■ **Exercise instructions**
Across the entries below, the lines containing "folder" should be counted and only their number returned.
Records shown Start Marker
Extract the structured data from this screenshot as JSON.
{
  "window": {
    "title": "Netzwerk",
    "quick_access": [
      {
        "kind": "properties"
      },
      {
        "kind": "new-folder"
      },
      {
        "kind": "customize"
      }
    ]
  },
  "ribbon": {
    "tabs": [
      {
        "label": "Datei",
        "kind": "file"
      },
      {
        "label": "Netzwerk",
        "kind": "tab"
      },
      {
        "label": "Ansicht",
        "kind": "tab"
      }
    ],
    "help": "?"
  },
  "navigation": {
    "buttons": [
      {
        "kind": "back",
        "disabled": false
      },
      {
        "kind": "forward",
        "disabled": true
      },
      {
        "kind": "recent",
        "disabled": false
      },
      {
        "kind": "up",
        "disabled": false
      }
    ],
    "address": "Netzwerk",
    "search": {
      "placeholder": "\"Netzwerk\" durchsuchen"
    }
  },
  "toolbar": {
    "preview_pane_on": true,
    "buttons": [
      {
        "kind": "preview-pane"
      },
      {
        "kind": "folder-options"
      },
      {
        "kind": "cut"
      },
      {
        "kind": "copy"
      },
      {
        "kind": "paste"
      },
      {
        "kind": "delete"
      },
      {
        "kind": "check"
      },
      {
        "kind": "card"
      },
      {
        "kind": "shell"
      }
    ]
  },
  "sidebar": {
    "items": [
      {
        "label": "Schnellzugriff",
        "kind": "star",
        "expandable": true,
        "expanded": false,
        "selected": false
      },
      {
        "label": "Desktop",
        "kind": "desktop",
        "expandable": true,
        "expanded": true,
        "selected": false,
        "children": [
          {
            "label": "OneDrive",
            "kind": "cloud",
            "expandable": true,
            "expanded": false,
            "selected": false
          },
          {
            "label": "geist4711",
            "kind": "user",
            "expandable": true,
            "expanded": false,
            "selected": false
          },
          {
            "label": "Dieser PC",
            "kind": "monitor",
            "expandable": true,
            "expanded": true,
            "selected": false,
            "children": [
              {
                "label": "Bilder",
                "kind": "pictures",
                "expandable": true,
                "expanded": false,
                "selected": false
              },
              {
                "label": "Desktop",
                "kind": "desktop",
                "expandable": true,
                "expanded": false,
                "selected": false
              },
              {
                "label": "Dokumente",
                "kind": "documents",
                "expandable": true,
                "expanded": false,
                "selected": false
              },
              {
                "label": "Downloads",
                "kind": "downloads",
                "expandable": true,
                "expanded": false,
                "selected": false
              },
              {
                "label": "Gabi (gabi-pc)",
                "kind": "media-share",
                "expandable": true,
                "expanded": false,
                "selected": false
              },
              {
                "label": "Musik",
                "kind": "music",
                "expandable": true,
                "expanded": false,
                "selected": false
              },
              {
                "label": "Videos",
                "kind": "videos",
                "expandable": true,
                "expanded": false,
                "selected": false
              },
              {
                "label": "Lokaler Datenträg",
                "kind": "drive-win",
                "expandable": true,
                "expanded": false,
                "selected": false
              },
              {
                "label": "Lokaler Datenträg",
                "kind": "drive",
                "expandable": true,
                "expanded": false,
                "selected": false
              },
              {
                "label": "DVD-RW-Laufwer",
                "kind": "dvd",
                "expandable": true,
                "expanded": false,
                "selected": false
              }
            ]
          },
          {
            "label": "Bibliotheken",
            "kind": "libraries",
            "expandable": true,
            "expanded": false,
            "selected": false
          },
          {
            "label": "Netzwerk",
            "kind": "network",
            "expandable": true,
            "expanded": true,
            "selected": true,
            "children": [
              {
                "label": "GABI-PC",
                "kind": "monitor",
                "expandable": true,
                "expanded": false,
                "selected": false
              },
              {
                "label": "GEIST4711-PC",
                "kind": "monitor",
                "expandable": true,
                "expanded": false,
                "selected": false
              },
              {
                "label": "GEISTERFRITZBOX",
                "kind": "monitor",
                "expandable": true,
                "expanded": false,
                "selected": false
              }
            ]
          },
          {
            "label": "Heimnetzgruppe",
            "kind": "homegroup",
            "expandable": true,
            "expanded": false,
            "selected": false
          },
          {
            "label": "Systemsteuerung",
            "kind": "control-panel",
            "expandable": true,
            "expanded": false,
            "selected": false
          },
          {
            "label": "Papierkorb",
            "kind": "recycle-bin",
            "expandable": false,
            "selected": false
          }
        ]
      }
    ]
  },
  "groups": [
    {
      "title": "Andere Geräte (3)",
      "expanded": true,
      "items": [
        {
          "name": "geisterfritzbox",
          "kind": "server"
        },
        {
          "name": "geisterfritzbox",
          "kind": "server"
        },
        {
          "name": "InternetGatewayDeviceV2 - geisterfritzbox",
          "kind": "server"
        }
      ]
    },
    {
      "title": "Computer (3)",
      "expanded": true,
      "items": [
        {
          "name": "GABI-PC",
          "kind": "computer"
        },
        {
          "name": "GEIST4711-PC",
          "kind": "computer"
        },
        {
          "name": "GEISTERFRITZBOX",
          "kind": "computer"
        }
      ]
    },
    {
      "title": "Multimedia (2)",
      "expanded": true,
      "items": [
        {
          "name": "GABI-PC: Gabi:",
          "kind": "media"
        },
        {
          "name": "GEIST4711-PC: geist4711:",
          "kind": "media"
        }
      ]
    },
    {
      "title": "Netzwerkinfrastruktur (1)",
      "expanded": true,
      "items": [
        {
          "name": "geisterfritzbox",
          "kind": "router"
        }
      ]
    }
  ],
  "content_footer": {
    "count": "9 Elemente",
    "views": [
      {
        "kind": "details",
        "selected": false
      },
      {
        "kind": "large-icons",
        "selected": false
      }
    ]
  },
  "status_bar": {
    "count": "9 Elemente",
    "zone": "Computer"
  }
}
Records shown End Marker
■ **The answer**
2